§ Task instructions
Across the records, how many lines contain "text"? Answer with the number alone.

§ Data records
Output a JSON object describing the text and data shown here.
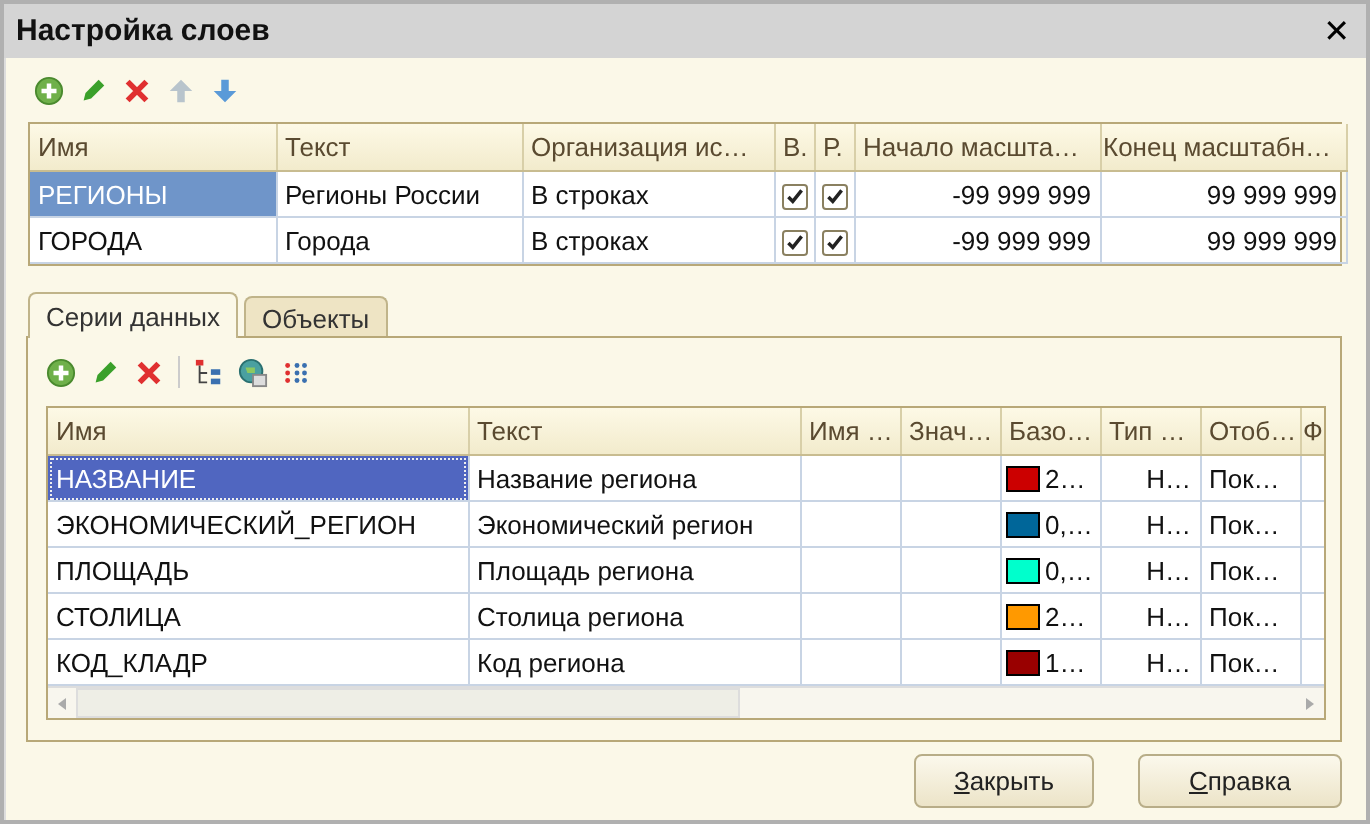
{
  "window": {
    "title": "Настройка слоев",
    "close": "✕"
  },
  "layers": {
    "columns": [
      "Имя",
      "Текст",
      "Организация ис…",
      "В.",
      "Р.",
      "Начало масшта…",
      "Конец масштабн…"
    ],
    "rows": [
      {
        "name": "РЕГИОНЫ",
        "text": "Регионы России",
        "organization": "В строках",
        "check_v": true,
        "check_r": true,
        "scale_start": "-99 999 999",
        "scale_end": "99 999 999",
        "selected": true
      },
      {
        "name": "ГОРОДА",
        "text": "Города",
        "organization": "В строках",
        "check_v": true,
        "check_r": true,
        "scale_start": "-99 999 999",
        "scale_end": "99 999 999",
        "selected": false
      }
    ]
  },
  "tabs": [
    {
      "label": "Серии данных",
      "selected": true
    },
    {
      "label": "Объекты",
      "selected": false
    }
  ],
  "series": {
    "columns": [
      "Имя",
      "Текст",
      "Имя …",
      "Знач…",
      "Базо…",
      "Тип …",
      "Отоб…",
      "Ф"
    ],
    "rows": [
      {
        "name": "НАЗВАНИЕ",
        "text": "Название региона",
        "color": "#cc0000",
        "base": "2…",
        "type": "Н…",
        "display": "Пок…",
        "selected": true
      },
      {
        "name": "ЭКОНОМИЧЕСКИЙ_РЕГИОН",
        "text": "Экономический регион",
        "color": "#006699",
        "base": "0,…",
        "type": "Н…",
        "display": "Пок…",
        "selected": false
      },
      {
        "name": "ПЛОЩАДЬ",
        "text": "Площадь региона",
        "color": "#00ffcc",
        "base": "0,…",
        "type": "Н…",
        "display": "Пок…",
        "selected": false
      },
      {
        "name": "СТОЛИЦА",
        "text": "Столица региона",
        "color": "#ff9900",
        "base": "2…",
        "type": "Н…",
        "display": "Пок…",
        "selected": false
      },
      {
        "name": "КОД_КЛАДР",
        "text": "Код региона",
        "color": "#990000",
        "base": "1…",
        "type": "Н…",
        "display": "Пок…",
        "selected": false
      }
    ]
  },
  "buttons": [
    {
      "label": "Закрыть"
    },
    {
      "label": "Справка"
    }
  ]
}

§ Answer to this problem
8